Major Fellowship Activities: Eraker co-wrote a report, “Duelfer Report Uncovers Complex Arms Procurement Network; Links to Asian Countries and Companies,” analyzing the contents of the Duelfer Report and its implications for multilateral and national export control efforts, that was published in the October/November 2004 issue of Asian Export Control Observer. She conducted research on the Department of Homeland Security’s new guidances on emergency response and recovery in the event of radiological terrorism. The resulting article she wrote, “Cleanup After a Radiological Attack; U.S. Prepares Guidance’ appeared as special report in the Fall/Winter 2004 issue of The Nonproliferation Review. A shorter version of the report will be posted on the CNS website as a Research Story of the Week. She worked with Dr. Lawrence Scheinman on a research project assessing the impact of dual-use, nonproliferation export controls on the economic development of industrializing countries. She focused primarily on the Missile Technology Control Regime and conducted a literature review on the issue of dual-use technology transfer within the MTCR, developed a historical timeline of the regimes’ efforts to control missile technology, and developed a record of developing countries’ complaints about discrimination within the regime. She assisted senior CNS staff members with an interview of Ambassador Carlos Sersale di Cerisano, the most recent chair of the Missile Technology Control Regime (MTCR), helped develop questions for the Ambassador, attended the interview, and prepared a transcript of the proceedings that she edited into a special report that will be published in the December/January edition of the CNS NIS Export Control Observer. She researched the recent passage of U.N. Security Council Resolution 1540, which obligates member states to criminalize the possession of WMD and related materials and enact domestic export controls to restrict the transfer of such items. She focused on the April 2004 debate between the sponsors of the resolution and certain developing countries, exploring how objections to the resolution relate to a larger set of concerns about access to dual-use technology in the face of increasing efforts to control WMD. She wrote up her findings in an article that will be published by CNS. In collaboration with a CNS research assistant, she interviewed a technical expert at the Wassenaar Arrangement’s Secretariat on dual-use technology transfers as well as corresponded with several experts on this issue. She maintained the CNS listserv on chemical and biological weapons and WMD terrorism, which involves reviewing multiple news sources and compiling relevant articles to send to over 3,000 subscribers, three times a week. She also archived the list serve materials in a CNS database that is available for public reference. She helped to organize and publicize a press briefing on the recent CNS book, The Four Faces of Nuclear Terrorism, which was held August 19, 2004. She created publicity materials for the event, and updated the CNS press database. She also attended the event, which featured a panel discussion about the risks of nuclear and radiological terrorist attack and strategies for protection against those risks. She helped Leonard Spector prepare for an interview on ABC’s Nightline on the nuclear proliferation risks facing the new CIA Director and then attended the taping of the interview. She researched the Jordanian export control system in preparation for a State Department training session on that system, conducted by Leonard Spector, and assisted him with the preparation of training materials for a briefing on the threat of weapons of mass destruction and the role of export controls in countering that threat. She participated in CNS’s training seminar for the Export and Related Border Security (EXBS) Advisor assigned to work in Jordan, for which she had previously prepared the training materials. She attended a full day of the training, which was taught by Leonard Spector, and contributed to discussions about the status of export controls in Jordan.

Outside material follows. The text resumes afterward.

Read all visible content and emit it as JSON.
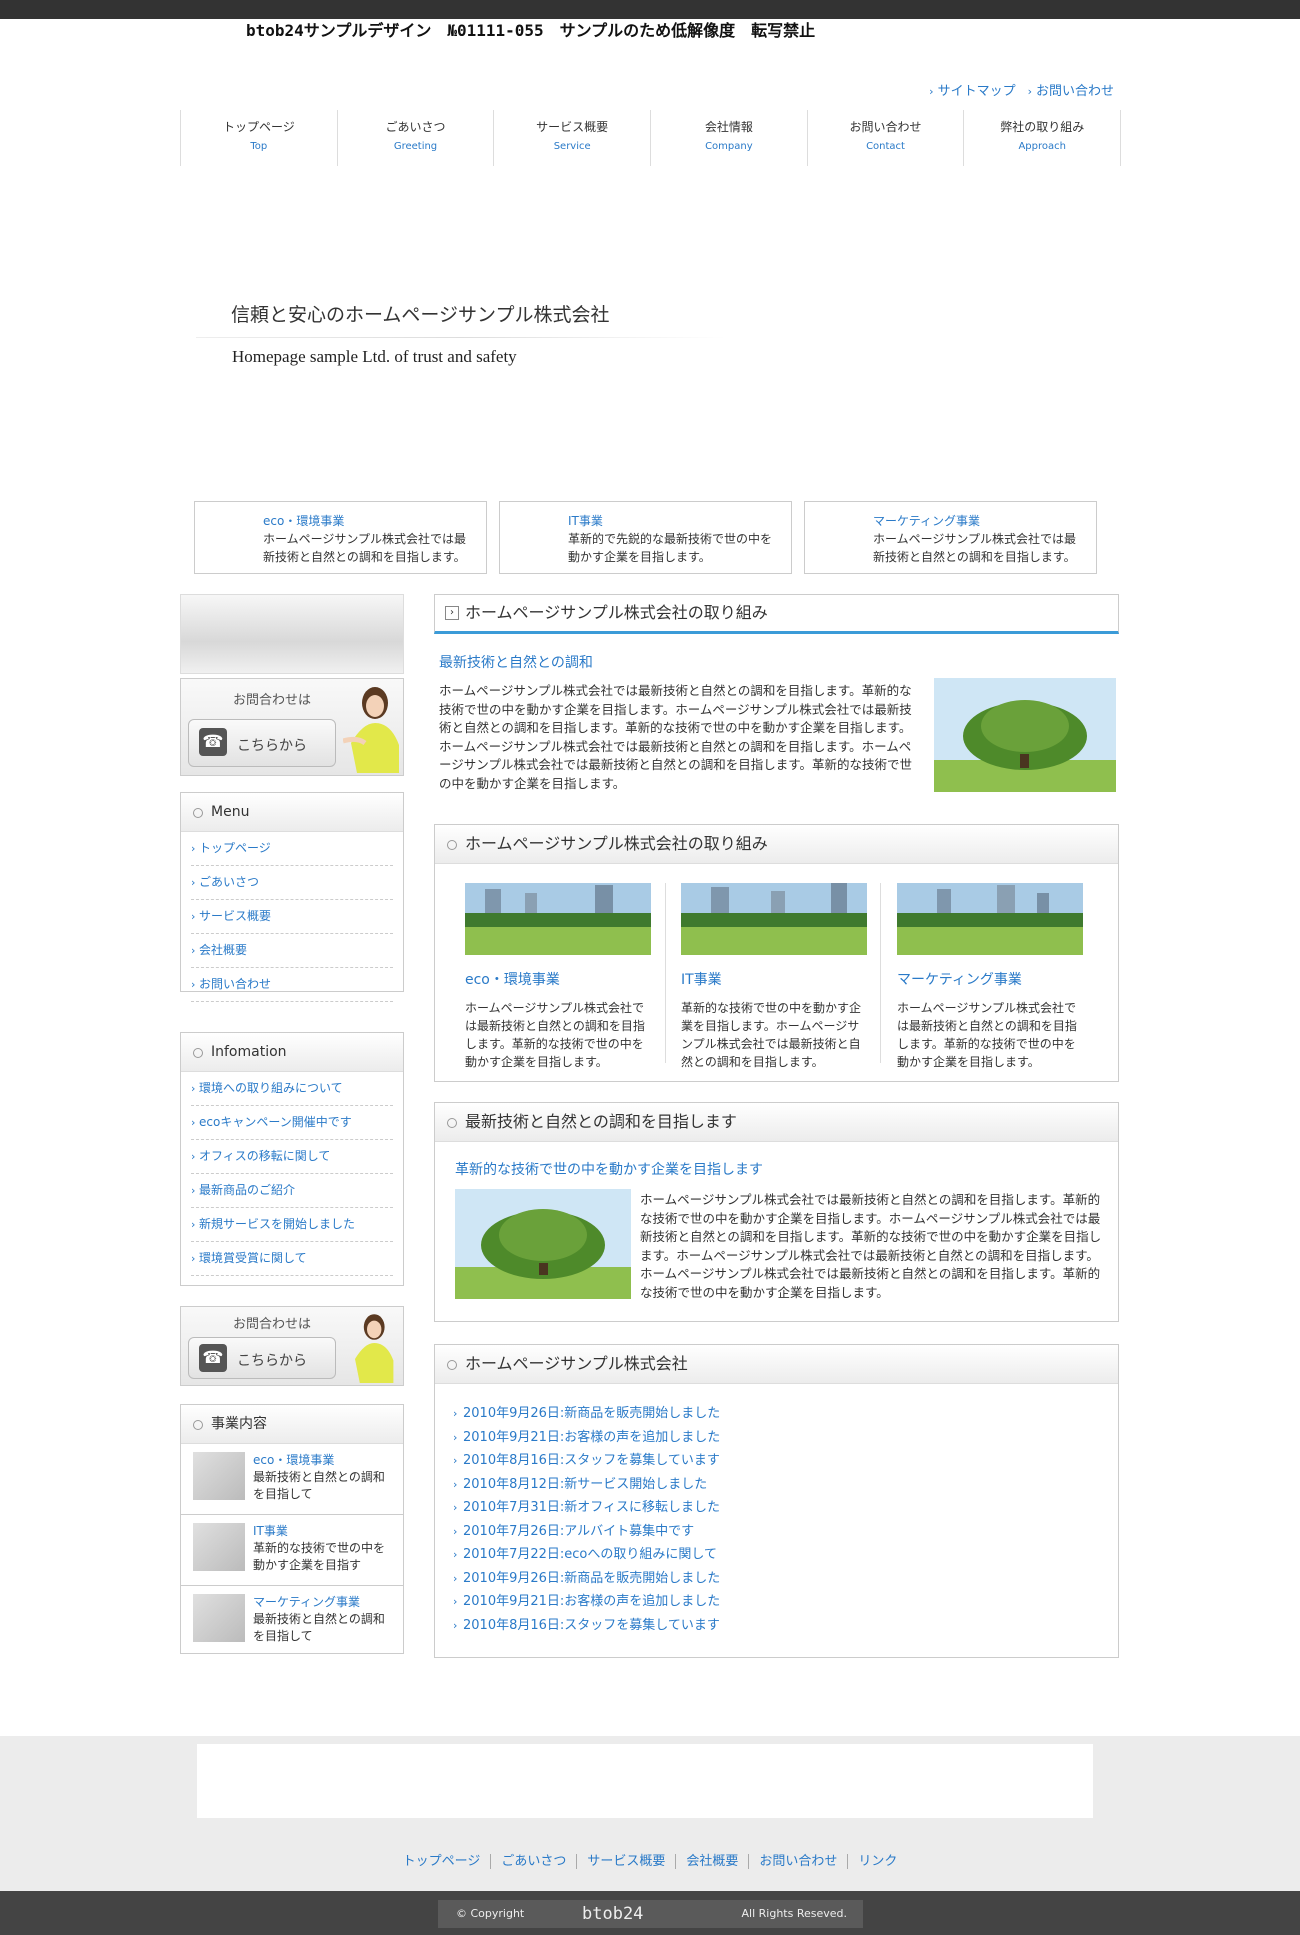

She attended the public symposium “Post-Cold War U.S. Nuclear Strategy: A Search for Technical and Policy Common Ground,” which was sponsored by the Committee on International Security and Arms Control at The National Academy of Sciences, as well as a lecture by Senator Richard Lugar at the National Press Club on nuclear nonproliferation priorities in an election year. She attended a congressional briefing by Dr. Charles Ferguson on the book on nuclear terrorism as part of CNS’ Security for a New Century briefing series, and attended a lecture by Graham Allison on his new book, Nuclear Terrorism: The Ultimate Preventable Catastrophe. She attended “The Road to Nuclear Security,” a panel discussion on current U.S. nuclear strategy with Robert McNamara, Lawrence Korb, and Joseph Cirincione at the Center for American Progress.
Current Activities: Eraker is a Policy Counsel at Google Inc. where she works on Internet-related policy and regulatory law and privacy legal issues. She graduated from the University of California at Berkeley School of Law in 2011 where she focused on Internet and technology law and public policy issues. In summer 2009 she clerked with the House Energy and Commerce Committee and the Federal Trade Commission. Previously she was a Policy Analyst at Google Inc. where she worked on a wide range of public policy issues impacting Google and the Internet community.